Back when the government first set aside radio spectrum real estate for home and industrial use in 1947, one of the very first applications they had in mind was the microwave oven. Only the then nascent cooking technology, which operates within the 2.4 GHz radio band, wouldn’t be using the newly reserved spectrum to send communication signals over the air, but would instead be creating electromagnetic radiation to heat food.
Three quarters of a century later microwave ovens are still heating our food, only nowadays their widespread use congests the same ISM bands (Industrial, Scientific and Medical) that are now widely used for digital communication networks such as those based on Wi-Fi. Most of the time it’s not a problem, at least until someone gets hungry and zaps a snack in the microwave. When that happens, the device’s electromagnetic radiation can disrupt the quality of a Wi-Fi network operating in the 2.4 GHz frequency band.*
In other words, heating up Hot Pockets usually results in dropped data packets.
Most of us tolerate the problem because we don’t really think about it. Not Amazon. This week the company was issued US patent number 10,477,585 for a system that coordinates the heating element of the microwave (the magnetron) with the home’s Wi-Fi network.
How does it work? Basically by employing a system where the microwave oven and Wi-Fi network coordinate network traffic around the magnetron’s on-off cycle.
From the patent: the “wireless communication device (e.g., the microwave oven itself, a speech interface device in the environment of the microwave oven, etc.) may determine if the magnetron of the microwave oven is operating, and, if the magnetron is operating, a coordination mechanism can be implemented to send data wirelessly in the environment during the magnetron’s off period, and to cease sending the data in the environment during the magnetron’s on period.”
So why would Amazon care about coordinating our microwave ovens with local digital communication traffic? Maybe in part to make sure the company’s tens of millions of Wi-Fi devices in our homes in the form of Alexa-powered Echos and Ring doorbells work well together. The company also has its own microwave oven product (as well as a new multifunction smart oven), so it’s not too much of a stretch to see the company implementing this technology in its own products as a potential differentiator.

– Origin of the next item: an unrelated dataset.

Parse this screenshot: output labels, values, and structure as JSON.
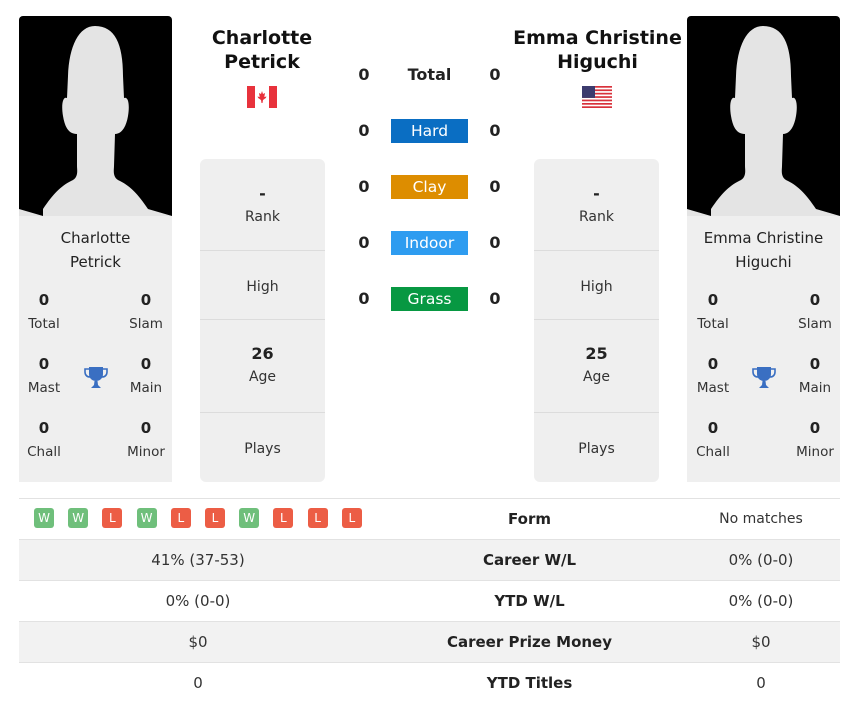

In the end, it’s hard to say whether Amazon will ever even put this patent to use. The company is a prolific researcher and patent filer, and while the bulk of its patents have to do with things like cloud computing, drones and artificial intelligence, every now and then one of their patents is of a more domestic nature. But, like with the Seattle giant’s other patents like the electronic nose in a refrigerator or a smart garden, it sure is fun to speculate.
*Sure, network nerds will note that many Wi-Fi networks nowadays operate in a higher, less-cluttered frequency in the 5GHz radio band, but most Wi-Fi gear is dual-mode and still operate periodically in the 2.4 GHz band.